By exploring how other people or businesses have tackled similar challenges, we can gain valuable insights and find the best way forward.

Challenge biases and preferences to make well-informed, balanced decisions

In decision-making, it’s natural for our preferences to influence our choices. Unfortunately, this can lead to biased decisions that may not be in our best interest.

Make it easy for someone to disagree with you or challenge your thought process. Next, consider the circumstances under which your least favourite option, or alternative options, would be the best choice. This approach encourages you to think objectively about the options at hand and allows for open discussion without generating hostility.

Finally, if you find it difficult to challenge your preferences, invite someone else to play the role of the devil’s advocate, presenting a compelling case against what you initially believe to be the best option.

Find out more about WSG’s Career Matching Services and how our professional career coaches can help you in your career journey.

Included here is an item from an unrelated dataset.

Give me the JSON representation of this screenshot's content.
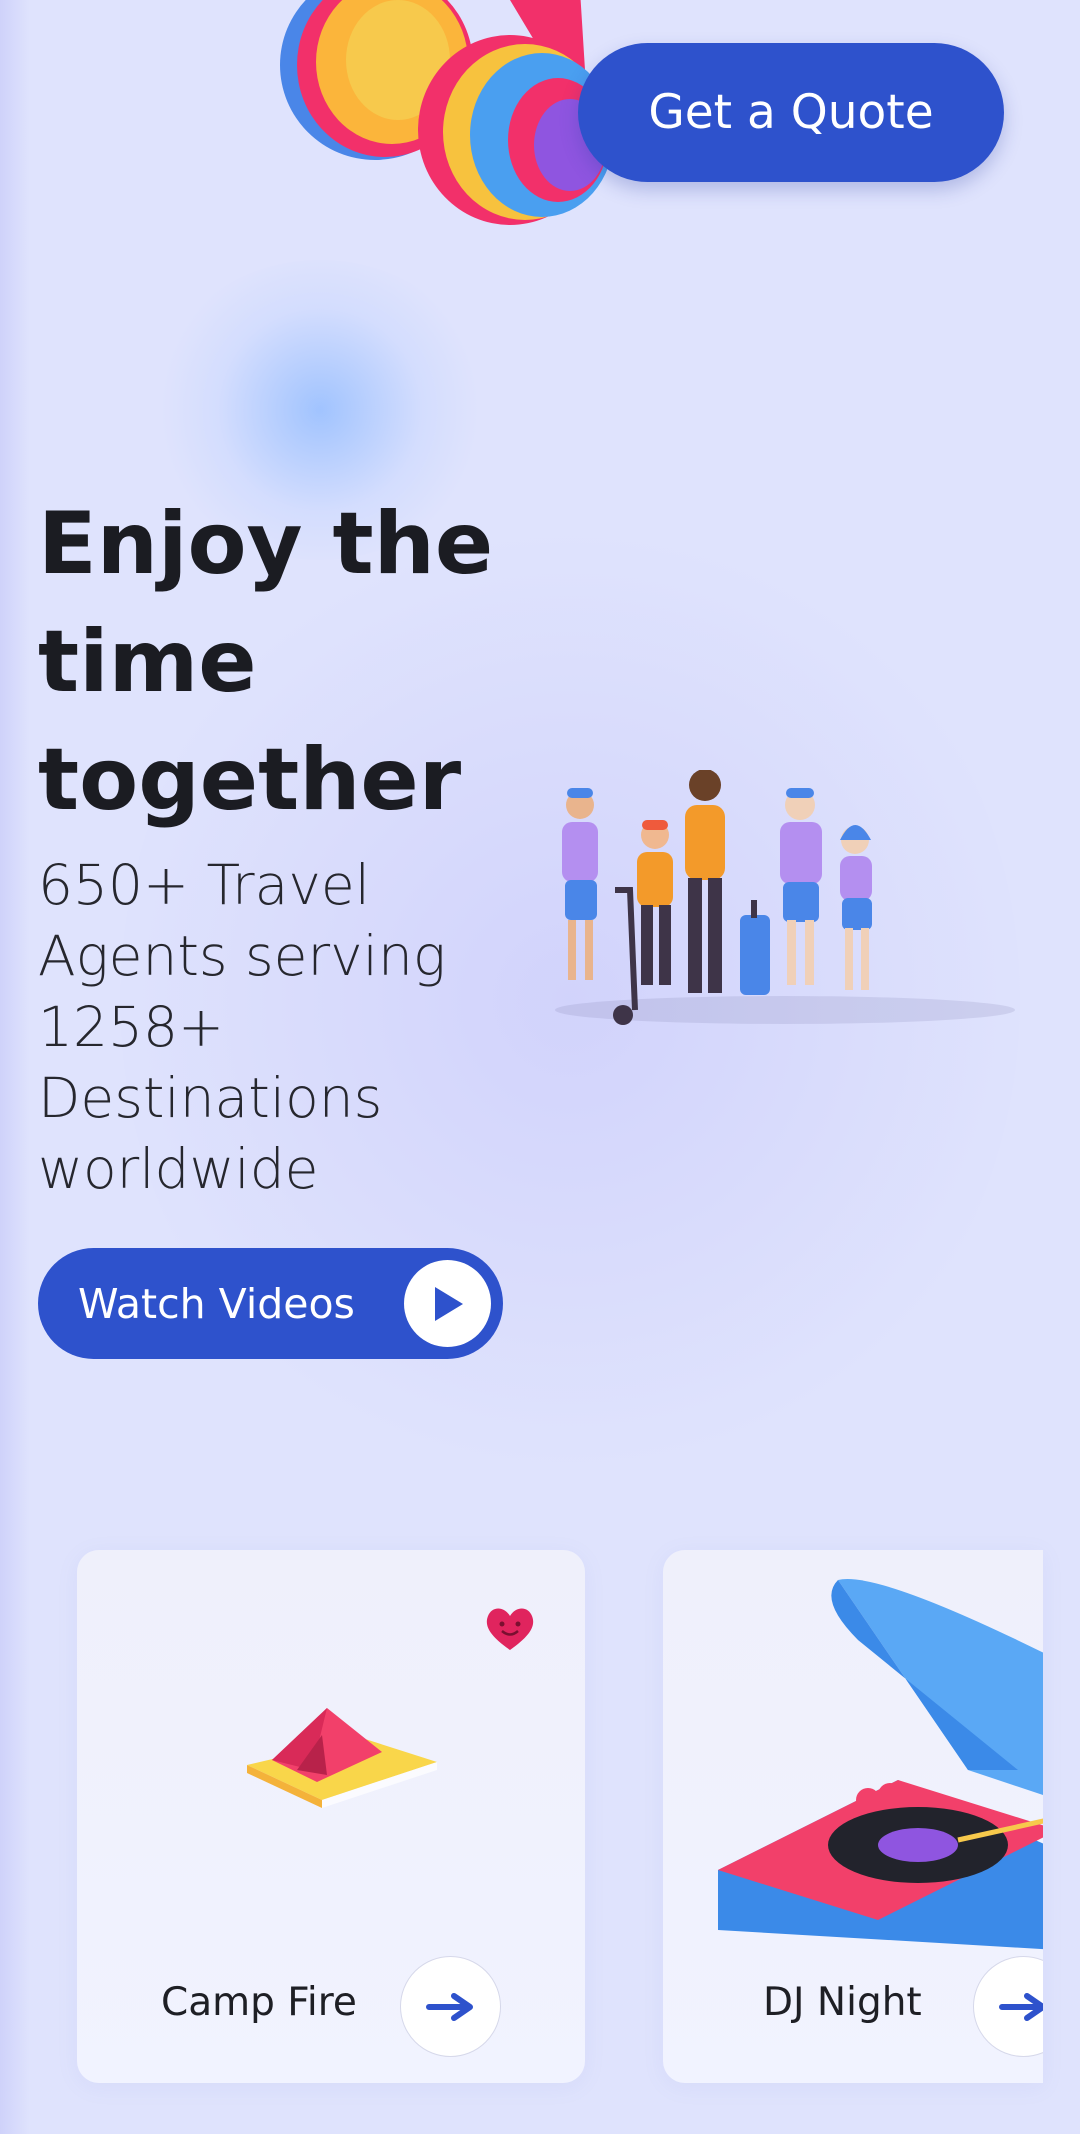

Test ideas on a small scale before committing to them fully

In many situations, it’s prudent to test the waters before diving headfirst. This approach, known as “ooching,” involves testing ideas on a small scale to determine their effectiveness. Basing decisions on mere beliefs about what will or won’t work is less effective than trying things out in a controlled, low-risk manner. For instance, pursuing an internship is an excellent way to discover whether a particular profession is the right fit quickly.

Shift focus to the future and adopt an observer’s perspective for better decision-making

To make sound decisions, it’s crucial to shift our focus from the present moment to the future, as our choices are often influenced by what we find important at the time.

The first technique involves creating emotional distance by envisioning the outcomes from a future perspective. Emotions felt in the moment tend to be strong and clearly defined, while future emotions are less concrete. One effective method for balancing the influence of present and future emotions is the 10/10/10 rule: ask yourself how you would feel about your decision 10 minutes, ten months, and ten years from now.

The second technique involves adopting an observer’s perspective. Ultimately, one of the most helpful questions to ask when faced with a tough choice is: What would I advise my best friend or colleague to do?

Identify and commit to your core priorities to make well-informed decisions amid conflicting values

When making decisions, we may struggle due to conflicting values rather than short-term emotions. Therefore, it’s essential to identify our core priorities to navigate these complex choices effectively. To resolve this dilemma, determine your core priorities by asking yourself which long-term emotional values, goals, or aspirations matter most. Identifying your core priorities in this manner can provide clarity and help you make more informed decisions.

Consider a range of outcomes and implement safety factors to better prepare for your decisions’ consequences

When making decisions, we often imagine a single possible outcome and base our choices on that specific scenario, despite our inability to predict the future accurately. To address this tendency, we should consider a range of potential outcomes and prepare for both the best and worst possibilities.

First, assess the worst and best possible outcomes to estimate your current position, and consider potential responses for either outcome. Second, incorporate a safety factor to account for unforeseen circumstances.

Decision-making is an essential skill in both our personal and professional lives

Every day, we face a wide range of choices, from small, everyday decisions like what to have for lunch to more significant ones, such as choosing a career path or buying a house. Making the right choices can be challenging, and sometimes we can become paralysed with indecisiveness, unable to move forward. By improving our decision-making process, we can make better choices and achieve our goals both in our professional careers and in our personal lives.

This article is co-created by NexPage, a translated book summary app, and Workipedia by MyCareersFuture.

Related topics:

Find more jobs like these at
MyCareersFuture Job Portal